Courts have differed over the propriety of excluding certain persons from criminal trials. Compare Tanksley v. United States, 9 Cir., 1944, 145 F.2d 58, 10 Alaska 443, with Harris v. Stephens, 8 Cir., 1966, 361 F.2d 888, 891, cert. denied, 386 U.S. 964, 87 S.Ct. 1040, 18 L.Ed.2d 113 (1967), and United States v. Geise, 9 Cir., 1958, 262 F.2d 151, cert. denied, 361 U.S. 842, 80 S.Ct. 94, 4 L.Ed.2d 80 (1959) (latter cases holding it proper to close courtrooms to certain spectators in rape trials). As we have previously noted, "The constitutional right to a public trial is not a limitless imperative." Lacaze v. United States, 5 Cir., 1968, 391 F.2d 516, 521. The fact that some members of the public were barred from the courtroom does not necessarily mean that a denial of a public trial has occurred; the "decision must turn on the particular circumstances of the case, and not upon a question-begging because abstract and absolute right to a `public trial.'" Levine v. United States, 362 U.S. 610, 616-617, 80 S.Ct. 1038, 1043, 4 L.Ed.2d 989 (1960). See also 6 Wigmore on Evidence § 1835, at 338 (3d ed. 1940).

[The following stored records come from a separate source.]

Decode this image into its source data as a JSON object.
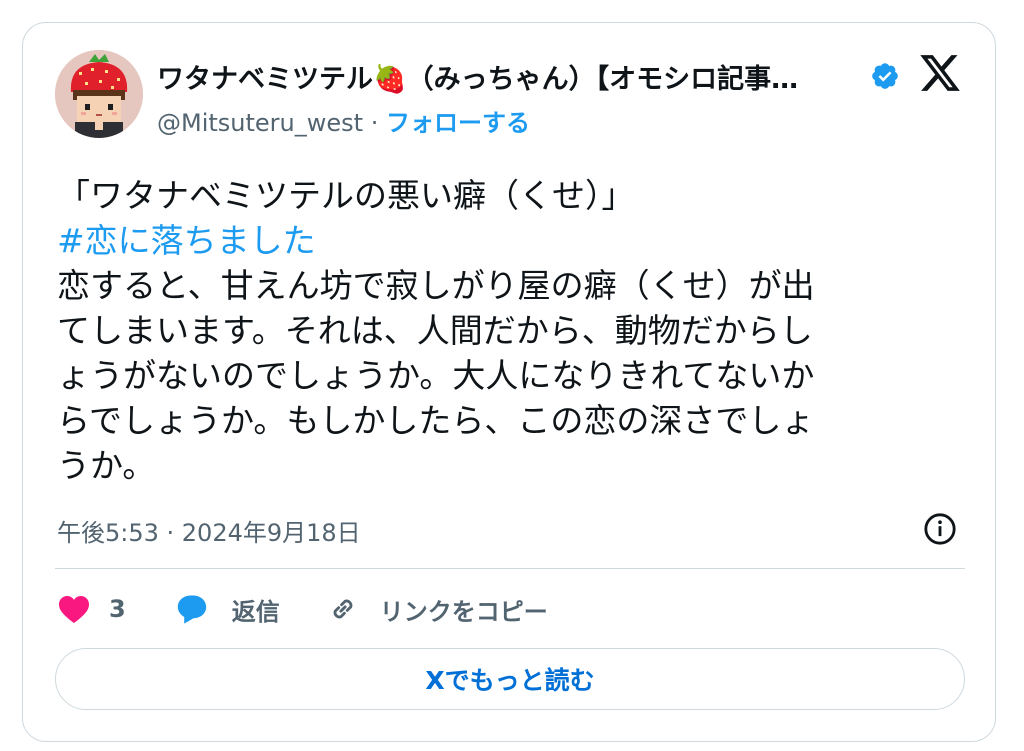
{
  "author": {
    "display_name": "ワタナベミツテル🍓（みっちゃん）【オモシロ記事…",
    "handle": "@Mitsuteru_west",
    "separator": "·",
    "follow_label": "フォローする",
    "verified": true
  },
  "tweet": {
    "lines": [
      "「ワタナベミツテルの悪い癖（くせ）」",
      "#恋に落ちました",
      "恋すると、甘えん坊で寂しがり屋の癖（くせ）が出",
      "てしまいます。それは、人間だから、動物だからし",
      "ょうがないのでしょうか。大人になりきれてないか",
      "らでしょうか。もしかしたら、この恋の深さでしょ",
      "うか。"
    ],
    "timestamp": "午後5:53 · 2024年9月18日"
  },
  "actions": {
    "like_count": "3",
    "reply_label": "返信",
    "copy_link_label": "リンクをコピー"
  },
  "read_more_label": "Xでもっと読む",
  "colors": {
    "accent": "#1d9bf0",
    "link_dark": "#006fd6",
    "text": "#0f1419",
    "secondary": "#536471",
    "like": "#f91880",
    "border": "#cfd9de"
  },
  "icons": {
    "verified": "verified-badge-icon",
    "platform": "x-logo-icon",
    "info": "info-icon",
    "like": "heart-icon",
    "reply": "speech-bubble-icon",
    "copy": "link-icon"
  }
}
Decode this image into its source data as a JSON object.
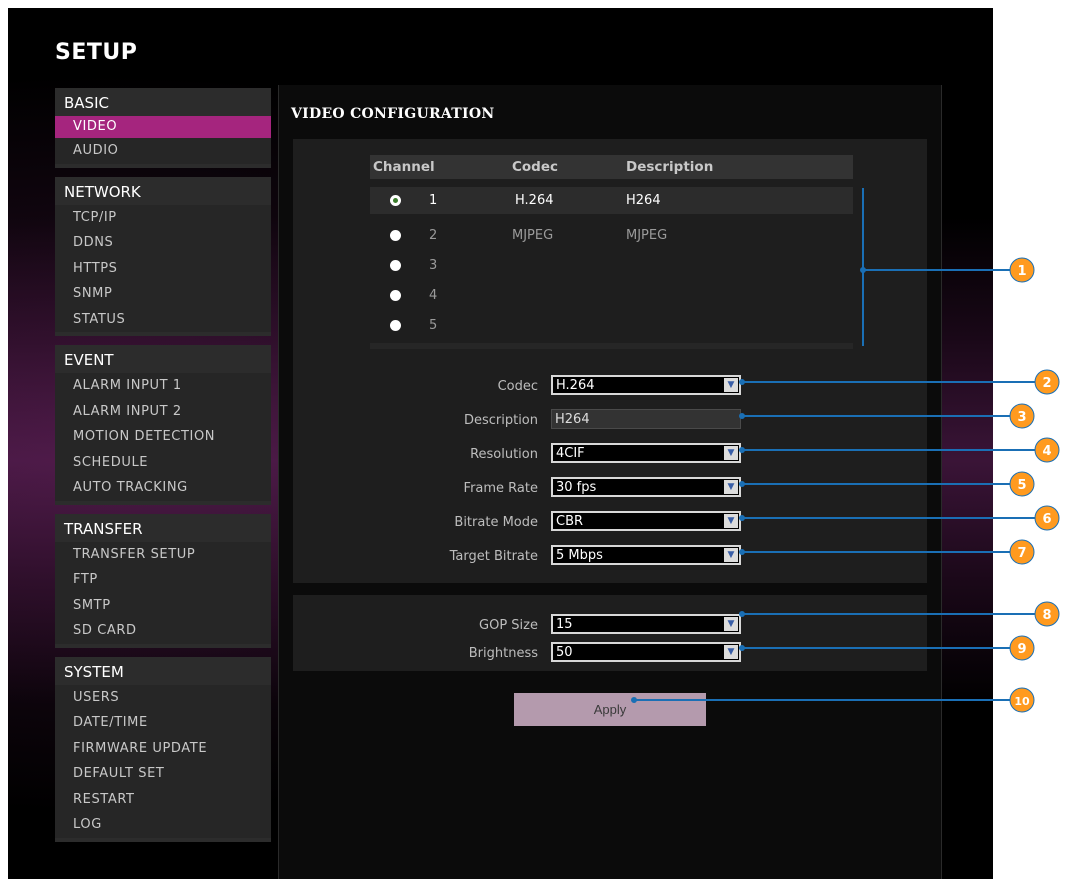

In this case, some members of the public were admitted; the courtroom was at least three-fourths full; the transcript of the trial became public record. Particularly important is the fact that the news media were admitted. The published reports of the trial were lengthy and complete. The defendant's relatives and clergyman were present to provide moral support and comfort to the accused. In sum, we find none of the secrecy of the proceedings which are condemned by the Sixth Amendment and In re Oliver, 333 U.S. 257, 68 S.Ct. 499, 92 L.Ed. 682 (1948); see also, as an example of proceedings incompatible with the demand for public trial, Caudill v. Peyton, 4 Cir., 1966, 368 F.2d 563 (trial conducted in judge's chambers). We conclude that the denial of one's right to a public trial is not at issue where "[t]here was no in camera or secret trial. [The trial] was held in a public courtroom with attorneys, court reporters, court attendants and at least some outsiders present." United States ex rel. Bruno v. Herold, 2 Cir., 1969, 408 F.2d 125, 127, cert. denied, 397 U.S. 957, 90 S.Ct. 947, 25 L.Ed.2d 141 (1970). "Certainly under modern conditions, when friends of the accused, the representatives of the press, and those necessary to the proper conduct of the trial are present, the defendant receives every safeguard insured by a trial open to the general public." Note, 45 Mich.L.Rev. 474, 479 (1937).